What the task asks:
Locate each line below that includes "Checking" and reproduce it.

(App and web page records)
□ □ □

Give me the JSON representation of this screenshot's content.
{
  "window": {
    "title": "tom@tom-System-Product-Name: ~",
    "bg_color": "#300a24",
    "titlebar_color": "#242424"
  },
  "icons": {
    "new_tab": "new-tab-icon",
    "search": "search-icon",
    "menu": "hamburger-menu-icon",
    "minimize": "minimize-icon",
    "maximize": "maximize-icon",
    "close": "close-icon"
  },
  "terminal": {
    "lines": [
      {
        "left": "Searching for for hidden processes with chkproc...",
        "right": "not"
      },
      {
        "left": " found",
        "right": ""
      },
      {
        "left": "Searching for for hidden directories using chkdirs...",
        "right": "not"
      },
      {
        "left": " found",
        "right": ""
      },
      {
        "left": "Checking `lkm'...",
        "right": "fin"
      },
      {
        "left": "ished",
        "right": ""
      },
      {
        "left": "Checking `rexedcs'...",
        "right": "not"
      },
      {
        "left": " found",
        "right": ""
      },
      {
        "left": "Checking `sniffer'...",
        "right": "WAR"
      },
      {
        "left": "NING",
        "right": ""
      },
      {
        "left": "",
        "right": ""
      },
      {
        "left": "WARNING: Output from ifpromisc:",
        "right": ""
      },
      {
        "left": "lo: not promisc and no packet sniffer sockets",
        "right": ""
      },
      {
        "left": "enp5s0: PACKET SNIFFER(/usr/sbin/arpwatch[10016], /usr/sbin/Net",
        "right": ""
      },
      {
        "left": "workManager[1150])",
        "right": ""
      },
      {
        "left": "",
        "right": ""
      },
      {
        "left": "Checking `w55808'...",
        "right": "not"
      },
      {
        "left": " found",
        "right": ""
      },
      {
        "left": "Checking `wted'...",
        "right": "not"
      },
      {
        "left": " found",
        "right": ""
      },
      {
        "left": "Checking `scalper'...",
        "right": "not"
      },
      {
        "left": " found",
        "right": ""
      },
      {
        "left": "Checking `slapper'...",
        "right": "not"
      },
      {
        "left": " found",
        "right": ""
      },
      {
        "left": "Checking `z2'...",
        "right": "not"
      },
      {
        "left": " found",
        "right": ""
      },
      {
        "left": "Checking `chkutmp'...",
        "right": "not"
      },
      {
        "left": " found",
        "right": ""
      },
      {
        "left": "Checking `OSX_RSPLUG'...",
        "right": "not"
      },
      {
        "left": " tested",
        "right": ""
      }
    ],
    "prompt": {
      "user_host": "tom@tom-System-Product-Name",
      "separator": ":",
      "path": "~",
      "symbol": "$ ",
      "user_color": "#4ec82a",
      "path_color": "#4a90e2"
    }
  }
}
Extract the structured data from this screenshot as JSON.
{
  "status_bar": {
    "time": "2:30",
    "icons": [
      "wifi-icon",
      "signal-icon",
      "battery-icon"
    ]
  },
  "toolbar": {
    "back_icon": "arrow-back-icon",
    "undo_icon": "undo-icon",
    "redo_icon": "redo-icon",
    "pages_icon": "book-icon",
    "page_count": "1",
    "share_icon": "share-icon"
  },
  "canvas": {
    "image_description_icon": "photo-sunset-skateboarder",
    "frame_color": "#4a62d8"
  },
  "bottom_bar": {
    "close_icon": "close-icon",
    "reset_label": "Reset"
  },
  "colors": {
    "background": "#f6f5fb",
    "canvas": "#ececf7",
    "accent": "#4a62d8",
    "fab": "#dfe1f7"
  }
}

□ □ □

Solution for this exercise:
        "left": "Checking `lkm'...",
        "left": "Checking `rexedcs'...",
        "left": "Checking `sniffer'...",
        "left": "Checking `w55808'...",
        "left": "Checking `wted'...",
        "left": "Checking `scalper'...",
        "left": "Checking `slapper'...",
        "left": "Checking `z2'...",
        "left": "Checking `chkutmp'...",
        "left": "Checking `OSX_RSPLUG'...",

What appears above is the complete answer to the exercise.